That little nugget from my own far-off history classes came to mind when I recently heard Professor John Hattie, AITSL’s Board Chair, discussing the dynamics and learning impact of class size. It has been an article of faith for many years that smaller class sizes must necessarily mean more individualised teacher-student interaction and therefore better learning outcomes for students. And indeed, there is a body of research evidence to support that supposition. Based upon this belief, class sizes in Australian schools have been reduced in pursuit of more personalisation and better results.
In his paper, What doesn’t work in education: the politics of distraction, Hattie takes a somewhat different view. He argues that smaller class sizes could have a positive impact on student learning, but this is often not the case. Why? Because many teachers interact with a class of (say) fifteen students in much the same way as they interact with a class of (say) twenty-five students.
Hattie contends that some of the most powerful in-class learning comes from teacher-to-student dialogue and more especially from student-to-student dialogue. We might like to imagine that smaller classes facilitate increased student-to-student dialogue and learning and greater one-to-one feedback between teacher and student, but the evidence gathered by Hattie suggests that teachers can actually lecture to smaller classes more than they do with larger classes.

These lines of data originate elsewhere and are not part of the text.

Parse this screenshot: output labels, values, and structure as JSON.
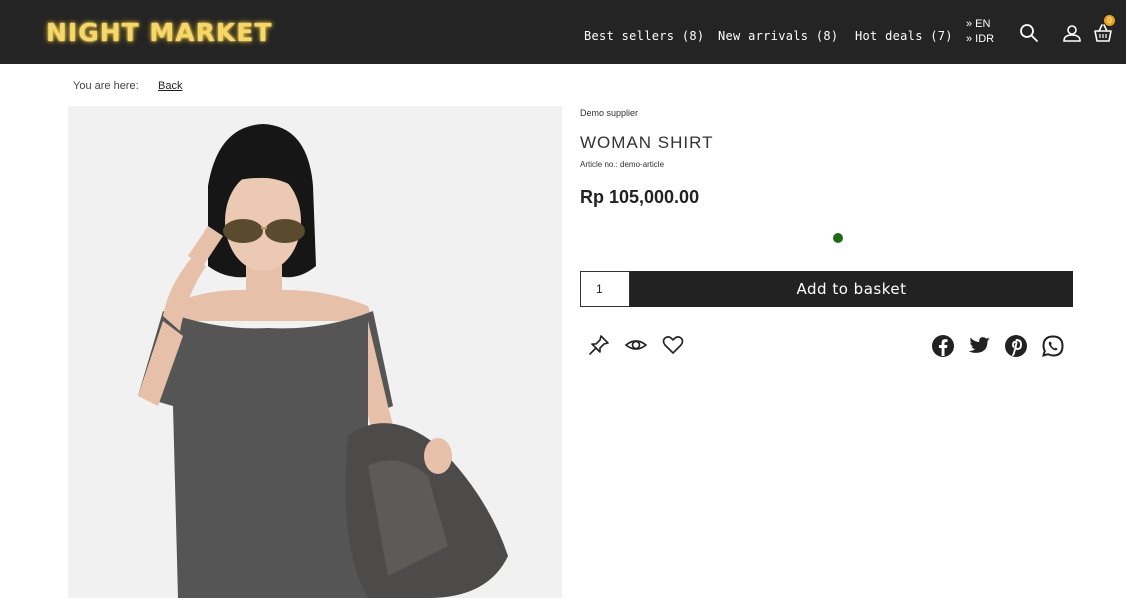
{
  "header": {
    "logo": "NIGHT MARKET",
    "nav": [
      {
        "label": "Best sellers (8)"
      },
      {
        "label": "New arrivals (8)"
      },
      {
        "label": "Hot deals (7)"
      }
    ],
    "language": "» EN",
    "currency": "» IDR",
    "basket_count": "0",
    "icons": [
      "search-icon",
      "user-icon",
      "basket-icon"
    ]
  },
  "breadcrumb": {
    "label": "You are here:",
    "back": "Back"
  },
  "product": {
    "supplier": "Demo supplier",
    "title": "WOMAN SHIRT",
    "article": "Article no.: demo-article",
    "price": "Rp 105,000.00",
    "stock_status_color": "#1e6b17",
    "quantity": "1",
    "add_label": "Add to basket",
    "image": "woman-in-grey-shirt-photo"
  },
  "actions": [
    "pin-icon",
    "eye-icon",
    "heart-icon"
  ],
  "share": [
    "facebook-icon",
    "twitter-icon",
    "pinterest-icon",
    "whatsapp-icon"
  ],
  "colors": {
    "header_bg": "#242424",
    "logo": "#f5d76e",
    "button_bg": "#222222",
    "badge": "#e8a31a"
  }
}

I guess that’s where the Queen Victoria-Gladstone public meeting paradigm kicks in with contemporary education. That is to say, if teachers manage small groups of individuals in more-or-less the same way that they manage large groups, then there is no educational advantage in having small groups: teachers are simply speaking to a ‘public meeting’ of a different size.

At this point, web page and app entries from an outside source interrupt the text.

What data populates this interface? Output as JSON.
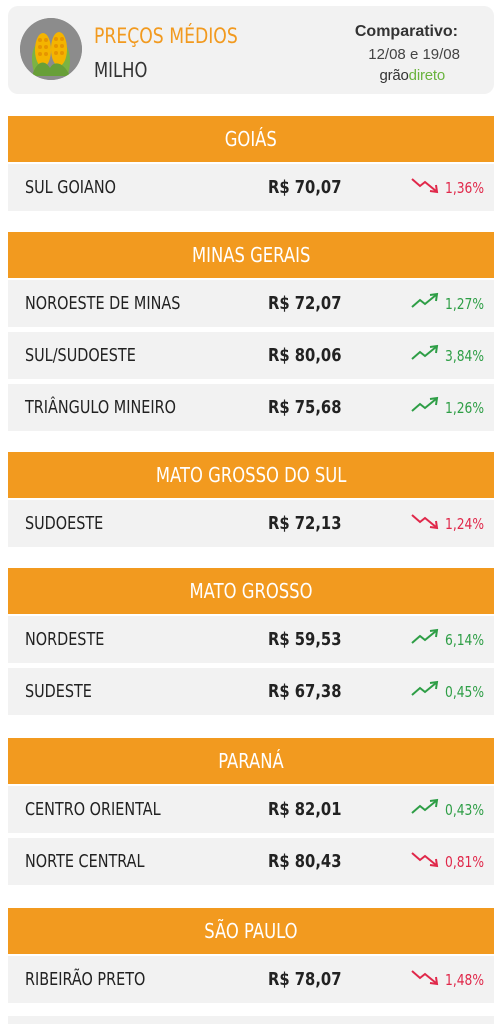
{
  "header": {
    "title": "PREÇOS MÉDIOS",
    "subtitle": "MILHO",
    "comparison_label": "Comparativo:",
    "comparison_dates": "12/08 e 19/08",
    "brand_part1": "grão",
    "brand_part2": "direto"
  },
  "colors": {
    "accent": "#f29a1f",
    "row_bg": "#f2f2f2",
    "up": "#2e9e46",
    "down": "#e0284a",
    "brand_green": "#6ab43e"
  },
  "icons": {
    "logo": "corn-icon",
    "up": "trend-up-icon",
    "down": "trend-down-icon"
  },
  "states": [
    {
      "name": "GOIÁS",
      "rows": [
        {
          "region": "SUL GOIANO",
          "price": "R$ 70,07",
          "direction": "down",
          "change": "1,36%"
        }
      ]
    },
    {
      "name": "MINAS GERAIS",
      "rows": [
        {
          "region": "NOROESTE DE MINAS",
          "price": "R$ 72,07",
          "direction": "up",
          "change": "1,27%"
        },
        {
          "region": "SUL/SUDOESTE",
          "price": "R$ 80,06",
          "direction": "up",
          "change": "3,84%"
        },
        {
          "region": "TRIÂNGULO MINEIRO",
          "price": "R$ 75,68",
          "direction": "up",
          "change": "1,26%"
        }
      ]
    },
    {
      "name": "MATO GROSSO DO SUL",
      "rows": [
        {
          "region": "SUDOESTE",
          "price": "R$ 72,13",
          "direction": "down",
          "change": "1,24%"
        }
      ]
    },
    {
      "name": "MATO GROSSO",
      "rows": [
        {
          "region": "NORDESTE",
          "price": "R$ 59,53",
          "direction": "up",
          "change": "6,14%"
        },
        {
          "region": "SUDESTE",
          "price": "R$ 67,38",
          "direction": "up",
          "change": "0,45%"
        }
      ]
    },
    {
      "name": "PARANÁ",
      "rows": [
        {
          "region": "CENTRO ORIENTAL",
          "price": "R$ 82,01",
          "direction": "up",
          "change": "0,43%"
        },
        {
          "region": "NORTE CENTRAL",
          "price": "R$ 80,43",
          "direction": "down",
          "change": "0,81%"
        }
      ]
    },
    {
      "name": "SÃO PAULO",
      "rows": [
        {
          "region": "RIBEIRÃO PRETO",
          "price": "R$ 78,07",
          "direction": "down",
          "change": "1,48%"
        }
      ]
    }
  ]
}
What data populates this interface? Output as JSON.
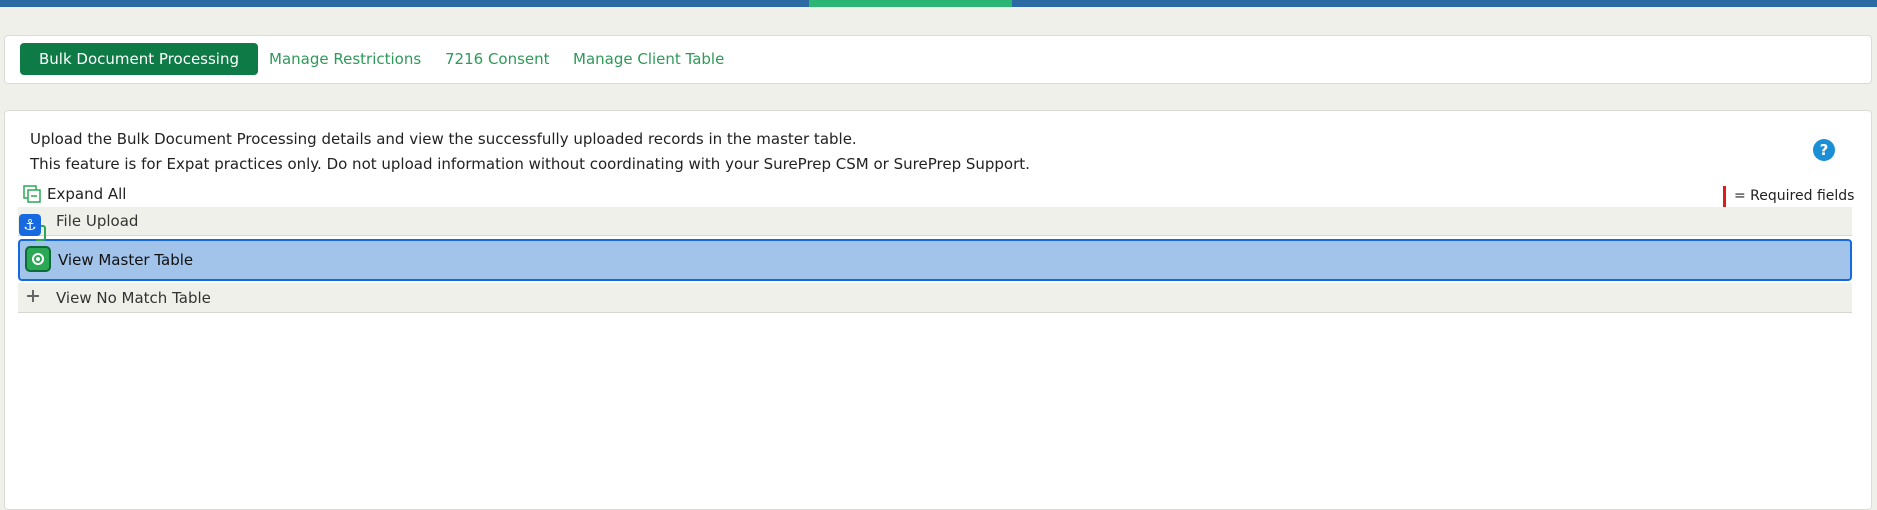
{
  "colors": {
    "top_bar": "#2b6aa3",
    "top_bar_accent": "#2bb673",
    "tab_active_bg": "#0e7a45",
    "tab_link": "#2e9a59",
    "selected_row": "#a3c4ea",
    "selected_border": "#1769e0",
    "required_marker": "#e01b1b",
    "help_icon": "#1b8fd6"
  },
  "tabs": [
    {
      "label": "Bulk Document Processing",
      "active": true
    },
    {
      "label": "Manage Restrictions",
      "active": false
    },
    {
      "label": "7216 Consent",
      "active": false
    },
    {
      "label": "Manage Client Table",
      "active": false
    }
  ],
  "description": {
    "line1": "Upload the Bulk Document Processing details and view the successfully uploaded records in the master table.",
    "line2": "This feature is for Expat practices only. Do not upload information without coordinating with your SurePrep CSM or SurePrep Support."
  },
  "help_icon": {
    "glyph": "?",
    "icon": "help-icon"
  },
  "expand_all_label": "Expand All",
  "required_legend": "= Required fields",
  "sections": [
    {
      "label": "File Upload",
      "icon": "expand-icon",
      "selected": false
    },
    {
      "label": "View Master Table",
      "icon": "expand-icon",
      "selected": true
    },
    {
      "label": "View No Match Table",
      "icon": "plus-icon",
      "selected": false
    }
  ],
  "overlay": {
    "anchor_glyph": "⚓"
  }
}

Hattie argues that enhancing teacher expertise through targeted professional development and collegial learning is crucial to more effectively managing smaller classes so that student learning is maximised. Among other practical things, this would mean that teachers in the classroom resist the urge to take up for themselves the learning time and space that smaller classes can create. As Hattie has remarked elsewhere but with relevance to this situation, “Too many students come to school to watch their teachers work.”
Reflecting for a moment upon the jam-packed classes of yesteryear, students might have thought themselves lucky if teachers spoke a few individual words to them now and then. No-one is suggesting a return to the outsized classes and the ‘stand and deliver’ pedagogy of the past. But like Hattie, I too would love to see our smaller classes used to greater effect.
As always, I am interested in your thoughts.